Prototyping with CSS Flexbox
Since giving my first UX Bootcamp workshop on Prototyping in Code, I’ve been looking at ways to make it easier to teach CSS layout. I’ve tried demonstrating floats in a fish tank and how positioning works using diagrams and sketches, but it still seems pretty abstract to a CSS beginners.
I’ve been having a read through the specs for the Flexible Box Layout Module. The name describes the behaviour of the boxes which can stretch and expand to fill content, with unused space being distributed amongst the boxes. This is what we often try to achieve when floating elements.
The float method
A couple of years ago, I wrote a blog post on using nth-of-type to create grid blocks that clear. In it, I explain how you can use floats and nth-of-type to add margins to specific boxes, and get the correct ones to clear. This solution doesn’t rely on using classnames as a hook, so it means you don’t have to keep editing the markup if you decide to have 4 columns instead of 3. However, trying to explain this all to a group who have only been writing CSS for a few hours is heavy going.
The post doesn’t do a great job of demonstrating how the code works and I’ve since optimised the code, so I’ve added a version of the floats examples you can play with in jsbin. It also uses media queries to linearise the content at a smaller viewport.
How Flexbox works

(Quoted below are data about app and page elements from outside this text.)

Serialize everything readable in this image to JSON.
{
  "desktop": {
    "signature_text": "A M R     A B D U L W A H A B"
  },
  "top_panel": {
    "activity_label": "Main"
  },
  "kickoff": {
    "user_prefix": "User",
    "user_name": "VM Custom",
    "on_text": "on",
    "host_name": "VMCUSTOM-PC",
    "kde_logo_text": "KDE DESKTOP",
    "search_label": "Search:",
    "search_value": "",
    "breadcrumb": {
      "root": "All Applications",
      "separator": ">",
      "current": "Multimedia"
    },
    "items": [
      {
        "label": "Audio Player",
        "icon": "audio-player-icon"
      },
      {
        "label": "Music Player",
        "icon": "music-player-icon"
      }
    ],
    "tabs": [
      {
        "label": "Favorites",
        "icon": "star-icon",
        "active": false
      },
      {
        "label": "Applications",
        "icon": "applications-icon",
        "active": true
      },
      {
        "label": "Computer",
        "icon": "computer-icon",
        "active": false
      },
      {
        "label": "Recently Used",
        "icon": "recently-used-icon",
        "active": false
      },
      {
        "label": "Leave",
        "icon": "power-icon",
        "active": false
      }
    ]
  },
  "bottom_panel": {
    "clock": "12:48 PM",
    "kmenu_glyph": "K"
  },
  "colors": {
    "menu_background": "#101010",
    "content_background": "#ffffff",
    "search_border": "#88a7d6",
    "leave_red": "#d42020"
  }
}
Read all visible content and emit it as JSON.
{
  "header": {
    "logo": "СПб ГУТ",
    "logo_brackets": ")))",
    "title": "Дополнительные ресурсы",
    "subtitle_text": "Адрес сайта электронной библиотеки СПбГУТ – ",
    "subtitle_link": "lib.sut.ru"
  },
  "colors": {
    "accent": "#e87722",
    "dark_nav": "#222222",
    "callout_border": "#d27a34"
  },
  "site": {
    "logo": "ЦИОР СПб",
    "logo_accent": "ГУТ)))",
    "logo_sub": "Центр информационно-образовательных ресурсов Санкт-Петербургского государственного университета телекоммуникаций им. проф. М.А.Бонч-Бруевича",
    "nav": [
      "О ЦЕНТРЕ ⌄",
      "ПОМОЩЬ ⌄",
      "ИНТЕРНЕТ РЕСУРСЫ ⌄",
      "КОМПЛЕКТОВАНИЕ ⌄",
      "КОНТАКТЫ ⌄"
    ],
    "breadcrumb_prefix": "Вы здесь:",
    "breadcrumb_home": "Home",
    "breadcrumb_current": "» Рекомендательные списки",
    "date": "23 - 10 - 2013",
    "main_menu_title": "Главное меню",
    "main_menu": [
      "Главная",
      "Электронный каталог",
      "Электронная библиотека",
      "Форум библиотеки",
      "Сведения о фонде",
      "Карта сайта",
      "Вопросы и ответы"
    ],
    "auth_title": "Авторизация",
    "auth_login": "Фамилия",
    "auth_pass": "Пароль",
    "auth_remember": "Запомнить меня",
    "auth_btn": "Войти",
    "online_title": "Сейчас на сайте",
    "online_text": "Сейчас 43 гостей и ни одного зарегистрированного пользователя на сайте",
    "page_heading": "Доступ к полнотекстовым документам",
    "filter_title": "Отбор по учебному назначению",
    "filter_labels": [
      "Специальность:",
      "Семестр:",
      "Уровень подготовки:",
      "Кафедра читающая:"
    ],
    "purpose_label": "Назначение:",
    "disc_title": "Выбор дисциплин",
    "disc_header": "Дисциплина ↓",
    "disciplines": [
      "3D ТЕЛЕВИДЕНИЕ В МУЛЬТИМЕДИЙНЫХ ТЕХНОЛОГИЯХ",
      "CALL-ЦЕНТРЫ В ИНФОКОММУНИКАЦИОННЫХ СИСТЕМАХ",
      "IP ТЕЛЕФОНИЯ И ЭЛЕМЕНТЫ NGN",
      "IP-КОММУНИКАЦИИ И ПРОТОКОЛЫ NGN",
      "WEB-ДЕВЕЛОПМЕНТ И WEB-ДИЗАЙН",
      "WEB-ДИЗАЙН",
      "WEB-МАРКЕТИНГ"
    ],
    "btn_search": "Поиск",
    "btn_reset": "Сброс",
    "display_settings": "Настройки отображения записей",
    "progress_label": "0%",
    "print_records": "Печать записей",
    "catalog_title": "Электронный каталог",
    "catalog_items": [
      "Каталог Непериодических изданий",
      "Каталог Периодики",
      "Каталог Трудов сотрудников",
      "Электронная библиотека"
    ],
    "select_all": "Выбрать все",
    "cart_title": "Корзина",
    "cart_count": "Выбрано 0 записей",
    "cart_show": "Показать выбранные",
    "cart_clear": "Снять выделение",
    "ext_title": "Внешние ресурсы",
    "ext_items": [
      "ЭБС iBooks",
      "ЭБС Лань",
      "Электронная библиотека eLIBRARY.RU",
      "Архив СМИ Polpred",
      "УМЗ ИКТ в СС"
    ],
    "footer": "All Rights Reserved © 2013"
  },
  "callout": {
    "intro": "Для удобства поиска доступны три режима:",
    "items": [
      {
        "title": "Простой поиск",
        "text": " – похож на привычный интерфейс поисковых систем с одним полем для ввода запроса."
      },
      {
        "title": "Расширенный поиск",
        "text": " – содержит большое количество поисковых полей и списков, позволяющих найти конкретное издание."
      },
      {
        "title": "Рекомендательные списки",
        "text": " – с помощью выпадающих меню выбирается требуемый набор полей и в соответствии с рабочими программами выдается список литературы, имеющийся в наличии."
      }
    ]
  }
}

I’m still learning the ins and outs of Flexbox, but I’ve been testing it out making an interactive prototype for the re-development of the Hackasaurus website. Once I’d got to grips with it, developing the prototype took considerably less time than my usual method of floats and positioning.
If you want to have a play, here’s a demo of a Flexbox prototype I put on jsbin.
Be aware that the syntax is in flux at the moment so you will need browser prefixes and these examples may be out of date depending on when you read this, so check the spec. It’s not yet supported by Opera or IE, but there’s a page on “can I use” that lists specific versions. It’s not something I’d feel comfortable about implementing into live projects until it’s stabilised a bit, but for quick prototypes it’s fine.
To set up Flexbox, create an element with children. In the CSS, set
display:box on the parent, and
box-flex:1 on the children. All the children will adapt to fit the width of their content and their parent. Widths are calculated automatically so you don’t have to worry about the box-model’s pixel-width borders messing up your percentage-based dimensions.
This is the bit I find a bit odd: if you want the boxes to be distributed evenly, add a width to the children. I want to set a width of 100% to the children so that browsers that don’t support Flexbox just linearise the content, but it won’t accept percentage widths. Even setting a percentage for the margins doesn’t seem to have any effect.
Oli Studholme does an excellent job of explaining limitations like this, and suggests using width:0 as a workaround to force it to have a width. I’m not sure about this since it feels a bit dodgy as a fallback for browsers that don’t have Flexbox, but it’s all still in development. For a prototype my goal is making something quickly for demonstration rather than proper use, so I’m not worrying about browser support.
Other fancy stuff you can do with it
As well as making columns with widths that spread out equally, you can have columns of different widths with a few more tweaks. Suppose you want 2 columns with one column bigger than the other. Set
display:box on the parent, and on the child you want to be bigger, put
box-flex: 1. On the child you want to be smaller, put
In my prototype, I set all my boxes to have
box-flex: 1;, and I have a class called
.mini which I give to boxes I want to be smaller, and this applies
box-flex: 2. Not the most semantic classname, but it’s just a demonstration.
You can also set boxes to stack vertically, and the most exciting of all (to me, anyway) is being able to reorder where they’re displayed. Think of the potential with responsive designs…
Oli has some juicy examples of things you can do with Flexbox. His article was written in January so I think some of the things he’s mentioned as not being implemented properly in Firefox are working now. It’s a really interesting read, and full of examples.
There’s also a Flexbox playground where you can test out all the possibilities.
Depending on how I get on with this, I’m planning on teaching Flexbox to my Prototyping in Code workshop students next week. It’ll be useful as an introduction so they can get something working quickly. It would mean people could build a layout in CSS without having to learn all of these things first:
- Why mixing pixels and percentages sometimes breaks things.
- What “clear” does (and the difference between clear:left, clear:right and clear:both).
- How float:left and float:right work.
- Why having everything floated in a container can make its background colour disappear.
- How to stop content trying to wrap round floated elements where they shouldn’t.
- How to get columns that are next to each other to be the same height.
All essential things for a developer to know, but not for people who are trying to mock something up quickly with code that won’t be used in a live project.